Have you ever wondered how and why mortgage lenders adjust their mortgage rates their borrowers can choose from each day? One would think it’s a lot of work to make a daily rate change, right? I mean, why doesn’t a lender just post a rate and let it stay that way for a few days? As a matter of fact, it does take some work and mortgage companies and banks alike have divisions within their organizations that do nothing but set interest rates and follow market trends. These divisions are referred to as the Secondary Department and perform specific duties outside the boundaries of bringing in a new loan application and sending it through the approval process.
Mortgage rates are all tied to a respective index. Mortgage companies follow these indexes intensely throughout the course of a business day with an eye toward future market movements. Let’s take the most common mortgage program, the conforming 30 year fixed rate loan. This loan stretches the monthly payments out over 30 years and in doing so lowers the required monthly payment compared to a shorter term loan, such as maybe a 15 year fixed term. This lower payment means the applicants can qualify for a larger loan amount.
Each morning, the secondary department watches a specific index. A common index most lenders use is actually a bond, more specifically a mortgage bond. The most common of this group of bonds is listed as the FNMA 30-yr 4.0 bond. Investors can buy a mortgage bond, and any bond for that matter, and receive a specific return on that investment over a designated time period. Investors however don’t buy bonds to cash in on big profits down the road. Bonds have relatively low yields compared to the potential return of a healthy stock or mutual fund. The bond isn’t part of an investor’s portfolio for a specific return but more importantly a bond is a flight to safety. The investor’s expected return won’t change based upon the whims of the market.
Investors allocate their funds based upon a number of factors and market expectations. If the investor feels the economy is really starting to roll, the investor will allocate more funds into stocks and pull money out of low-yielding bonds. It’s a bet on the future but a bet made by analyzing recent trends and economic data. Each month various agencies report on different aspects of the economy and after reviewing each and every report, the investor will be told how the economy has recently performed and make a prediction on where the market is headed, allocating investment funds accordingly.
Conversely, if a particular economic report is released and is somewhat gloomy or even tepid at best, the investor might want to pull some funds out of the stock market until a better handle on the current and future economy can be had. A bad economy typically means investors flee stocks and into the safety of bonds and in a robust economy, the reverse occurs.
All that said, what are the five most important economic reports that can impact mortgage rates?

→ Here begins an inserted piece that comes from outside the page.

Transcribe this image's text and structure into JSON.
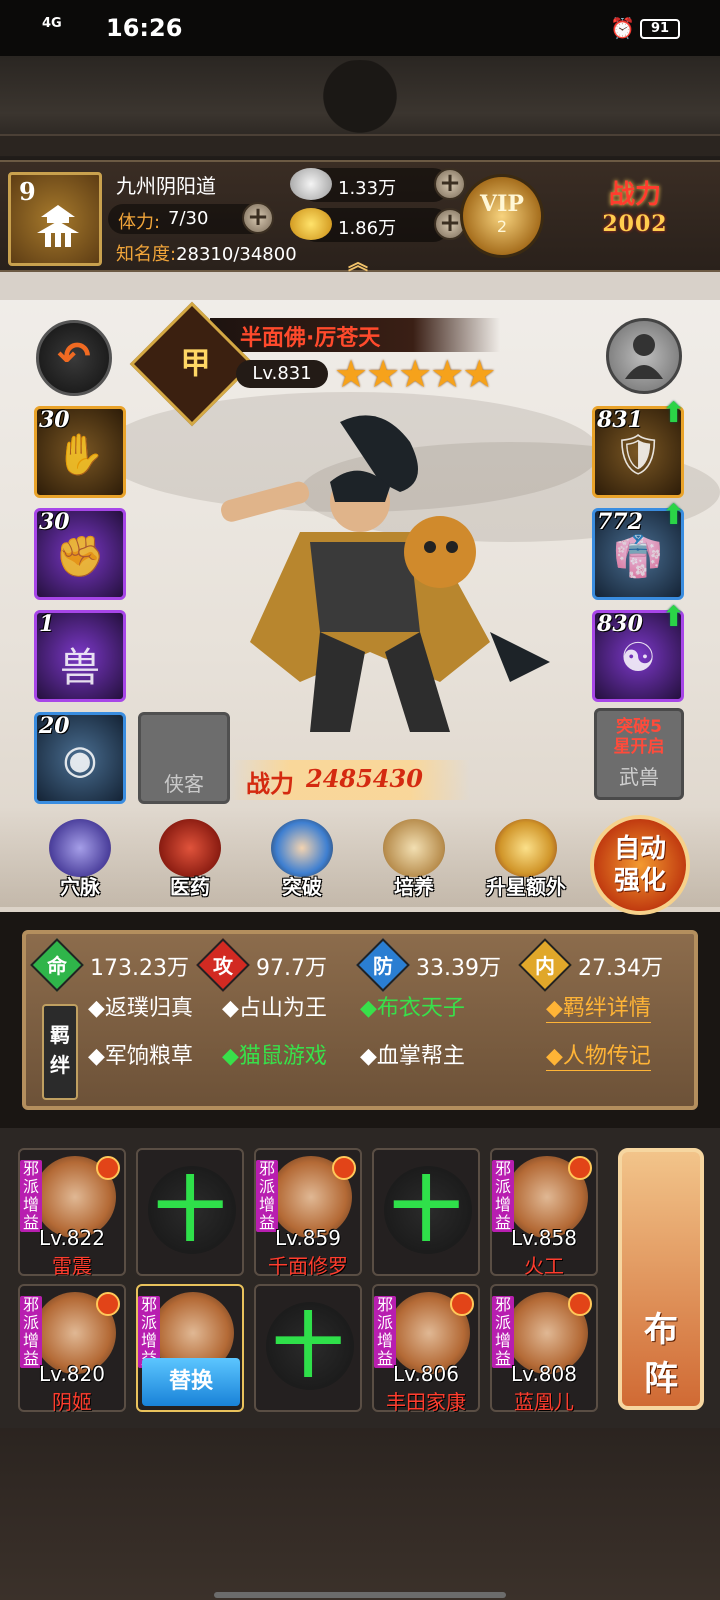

Unemployment Report. On the first business Friday of each month, the Census Bureau releases the unemployment report for the previous month. The unemployment report contains quite a bit of data but the headline numbers is always the actual unemployment rate. That’s what the news stories will report, whether or not the unemployment rate went up, down or stayed the same. But there is more beyond the actual rate. Inside the unemployment report is how many new jobs were created in the previous month. Job creation is an indicator of a growing economy as employers are forced to hire more workers to meet customer demand. Another piece of data in this report is wage gains, or how much the hourly wage rate rose or fell from the previous month. The unemployment report is closely watched by investors and mortgage companies.
PPI and CPI. The produce price index and the consumer price index poll wholesale and consumer prices of goods and services. During a healthy economy, businesses can charge more for their goods and services. As more people get back to work and receive higher wages, the economy can expect a greater demand for consumer products. A slight bit of inflation is a sign of a strong economy and markets like to see inflation near the 2.00 percent annual rate baseline. Too much inflation however can mean not only prices but will deflate the dollar as it takes more dollars to buy the same good or service.
GDP. Gross Domestic Product is a quarterly report and adds up everything the economy produced during that time. A healthy GDP is a clear signal the economy is on the right path. On the other hand, because the GDP is reported every three months, sometimes the information is considered “old news” as investors pay more attention to more important and timely monthly reports. When the GDP goes negative for two months in a row, that’s the official definition of a recession.
Housing Sales. When someone buys a home, either a newly-built one or an existing property, the buyers feel confident with their employment situation when committing to buy a home and finance it over 15 to 30 years. This is a monthly report and a strong housing report is a sign of a healthy economy. Home builders also publish a monthly report of new home starts.
Consumer Confidence. This monthly report is the result of a survey taken to gauge consumers’ feelings about the current economy and where it might be heading into the future. If consumer confidence is on the rise, investors can allocate funds accordingly. Consumers who feel confident about their current employment and outlook indicates strong retail sales numbers in the future, potential for an increase in home sales and overall health of the economy.